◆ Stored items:
########

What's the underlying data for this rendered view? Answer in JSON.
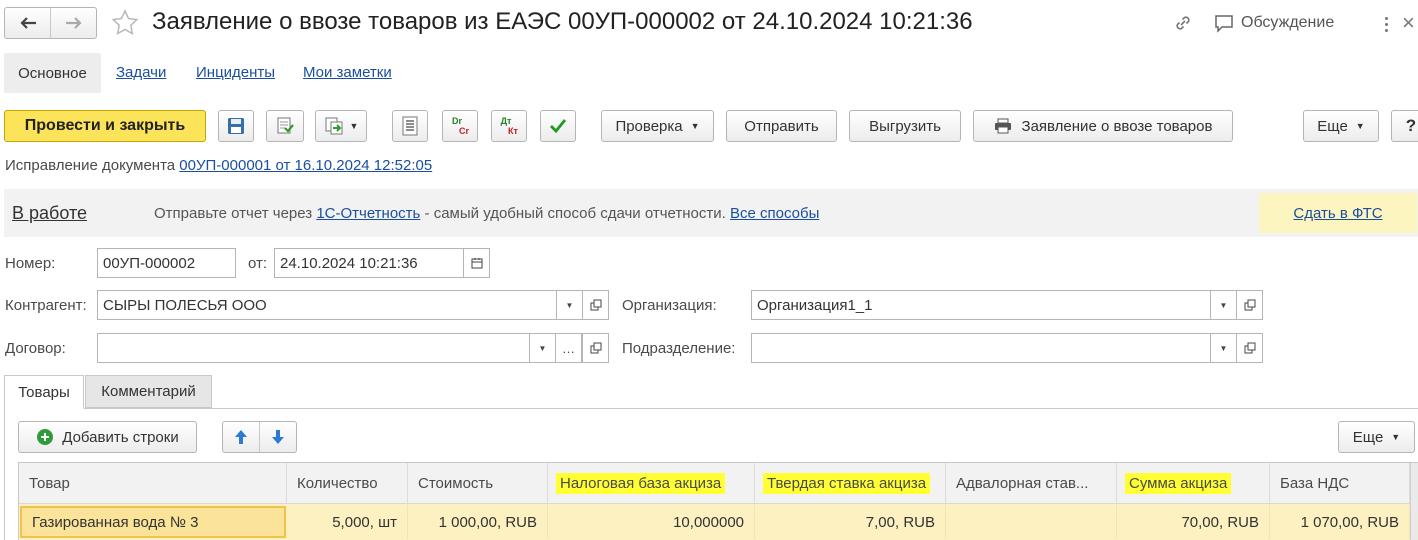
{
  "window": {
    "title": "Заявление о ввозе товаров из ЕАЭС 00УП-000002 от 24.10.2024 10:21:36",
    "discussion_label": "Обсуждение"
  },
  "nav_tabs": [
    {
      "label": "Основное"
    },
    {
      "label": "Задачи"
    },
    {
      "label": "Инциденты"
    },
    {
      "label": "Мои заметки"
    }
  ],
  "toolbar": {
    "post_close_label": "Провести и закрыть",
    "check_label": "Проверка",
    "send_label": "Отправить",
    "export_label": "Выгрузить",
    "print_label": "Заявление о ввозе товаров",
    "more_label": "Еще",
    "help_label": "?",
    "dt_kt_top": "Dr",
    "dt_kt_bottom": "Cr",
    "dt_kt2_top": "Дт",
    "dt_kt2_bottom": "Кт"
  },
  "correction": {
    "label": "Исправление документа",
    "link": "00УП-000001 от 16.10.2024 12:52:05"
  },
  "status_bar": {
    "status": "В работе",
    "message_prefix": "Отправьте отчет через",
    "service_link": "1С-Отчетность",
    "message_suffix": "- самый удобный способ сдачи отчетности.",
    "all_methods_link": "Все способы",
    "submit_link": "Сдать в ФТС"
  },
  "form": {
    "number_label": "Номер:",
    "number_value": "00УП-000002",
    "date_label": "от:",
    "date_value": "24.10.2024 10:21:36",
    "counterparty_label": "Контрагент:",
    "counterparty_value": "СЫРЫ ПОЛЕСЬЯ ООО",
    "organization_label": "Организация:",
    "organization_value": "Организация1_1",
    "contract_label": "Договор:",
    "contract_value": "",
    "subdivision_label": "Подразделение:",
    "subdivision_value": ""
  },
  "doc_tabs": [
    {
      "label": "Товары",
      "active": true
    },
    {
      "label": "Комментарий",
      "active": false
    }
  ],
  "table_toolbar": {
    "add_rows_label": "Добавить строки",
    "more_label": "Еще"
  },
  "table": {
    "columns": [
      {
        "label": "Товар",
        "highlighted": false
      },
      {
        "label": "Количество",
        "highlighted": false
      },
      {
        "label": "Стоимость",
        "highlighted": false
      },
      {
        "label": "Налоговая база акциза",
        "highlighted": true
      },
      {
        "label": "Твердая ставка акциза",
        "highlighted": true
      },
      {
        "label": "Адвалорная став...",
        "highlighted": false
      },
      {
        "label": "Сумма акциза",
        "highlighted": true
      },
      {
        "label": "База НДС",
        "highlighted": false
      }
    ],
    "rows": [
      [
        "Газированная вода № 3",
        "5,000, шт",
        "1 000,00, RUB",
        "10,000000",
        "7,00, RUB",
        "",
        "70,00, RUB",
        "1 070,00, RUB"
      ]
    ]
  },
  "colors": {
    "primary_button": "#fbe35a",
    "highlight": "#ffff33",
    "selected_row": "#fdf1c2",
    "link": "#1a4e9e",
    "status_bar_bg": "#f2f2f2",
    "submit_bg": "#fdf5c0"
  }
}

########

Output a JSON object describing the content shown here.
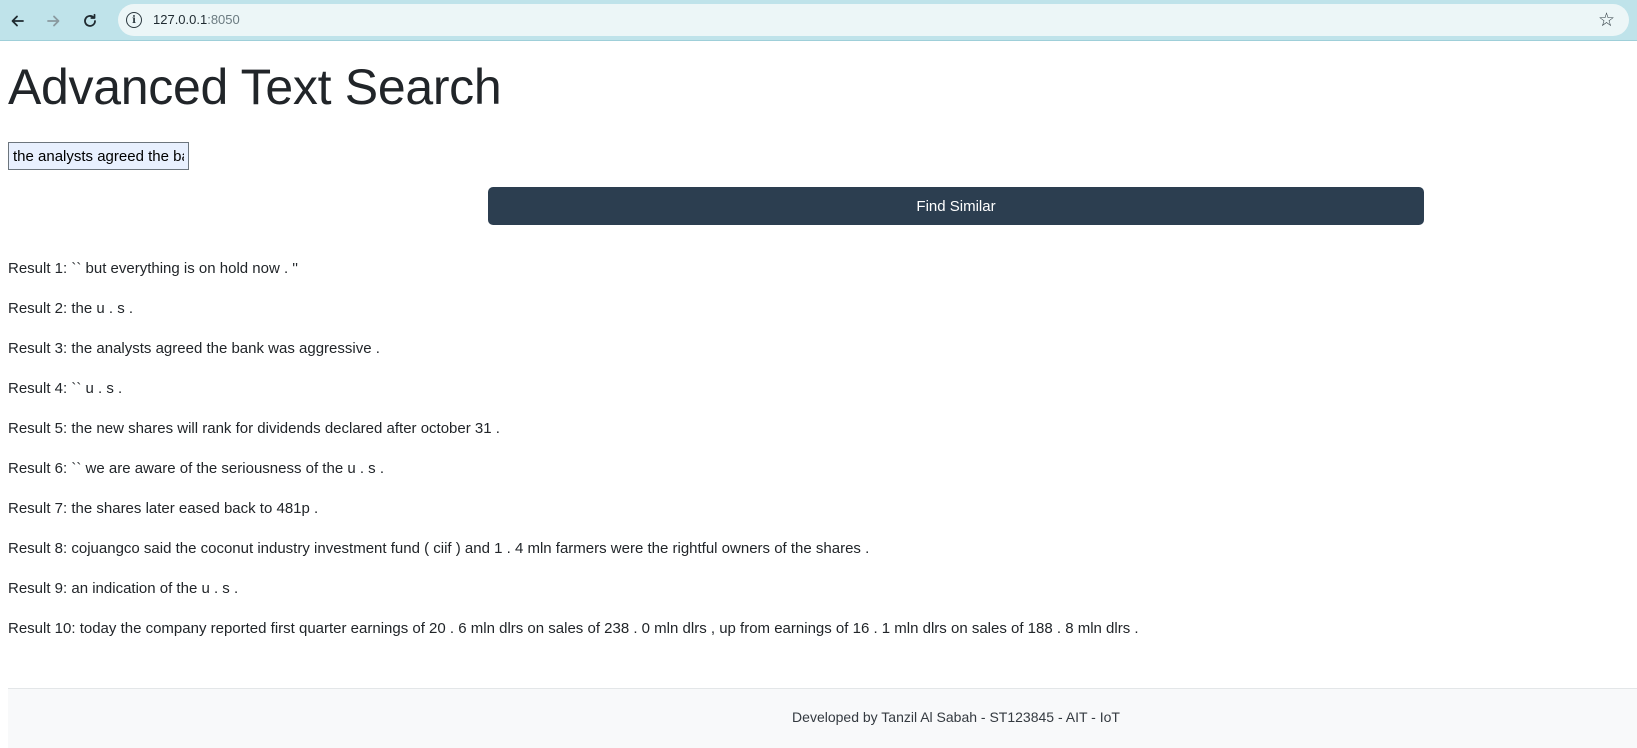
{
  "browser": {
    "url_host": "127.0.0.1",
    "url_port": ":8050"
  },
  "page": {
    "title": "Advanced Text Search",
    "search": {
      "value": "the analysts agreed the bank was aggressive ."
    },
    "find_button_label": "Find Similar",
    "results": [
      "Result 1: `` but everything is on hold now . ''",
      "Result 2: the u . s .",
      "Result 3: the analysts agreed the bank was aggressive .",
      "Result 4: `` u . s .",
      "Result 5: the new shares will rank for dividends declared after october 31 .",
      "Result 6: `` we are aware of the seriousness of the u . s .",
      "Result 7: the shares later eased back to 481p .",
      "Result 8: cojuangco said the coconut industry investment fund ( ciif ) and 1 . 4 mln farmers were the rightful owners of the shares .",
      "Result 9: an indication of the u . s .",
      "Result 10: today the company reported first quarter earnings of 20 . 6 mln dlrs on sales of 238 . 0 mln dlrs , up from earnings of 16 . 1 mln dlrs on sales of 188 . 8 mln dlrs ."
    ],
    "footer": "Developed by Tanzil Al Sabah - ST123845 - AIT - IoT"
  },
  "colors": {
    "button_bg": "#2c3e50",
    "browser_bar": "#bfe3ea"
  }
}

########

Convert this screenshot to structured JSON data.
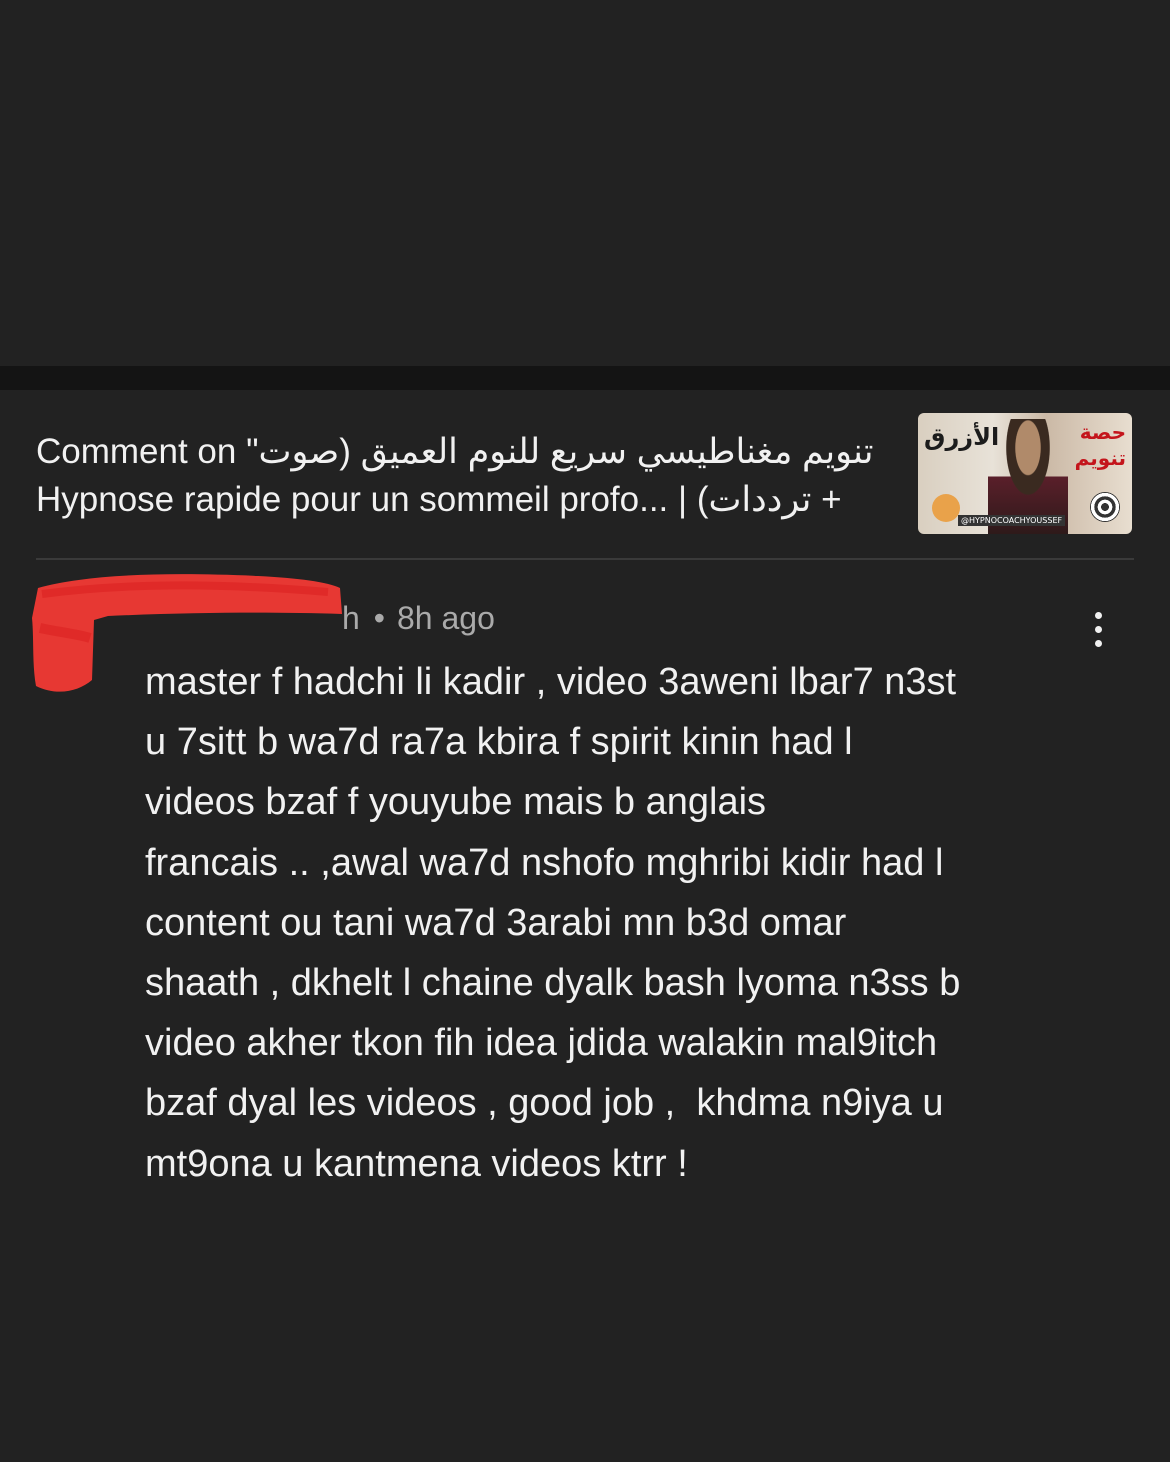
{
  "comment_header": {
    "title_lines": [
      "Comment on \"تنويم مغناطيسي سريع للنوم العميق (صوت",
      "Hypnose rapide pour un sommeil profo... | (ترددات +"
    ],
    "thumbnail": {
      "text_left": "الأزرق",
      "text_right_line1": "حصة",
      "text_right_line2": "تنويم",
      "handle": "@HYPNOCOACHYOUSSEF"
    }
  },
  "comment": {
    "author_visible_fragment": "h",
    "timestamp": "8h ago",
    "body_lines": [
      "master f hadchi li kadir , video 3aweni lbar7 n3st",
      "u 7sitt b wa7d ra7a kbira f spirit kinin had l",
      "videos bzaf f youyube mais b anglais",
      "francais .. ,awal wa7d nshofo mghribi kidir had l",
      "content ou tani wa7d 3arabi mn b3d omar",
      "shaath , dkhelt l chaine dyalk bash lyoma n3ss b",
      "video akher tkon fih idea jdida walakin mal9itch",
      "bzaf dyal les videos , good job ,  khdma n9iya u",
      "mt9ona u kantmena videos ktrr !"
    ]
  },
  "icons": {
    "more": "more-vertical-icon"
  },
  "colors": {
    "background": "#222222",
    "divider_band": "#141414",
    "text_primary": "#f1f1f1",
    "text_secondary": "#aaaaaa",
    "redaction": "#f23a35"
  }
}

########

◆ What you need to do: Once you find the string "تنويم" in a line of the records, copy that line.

◆ Answer space:
      "Comment on \"تنويم مغناطيسي سريع للنوم العميق (صوت",
      "text_right_line2": "تنويم",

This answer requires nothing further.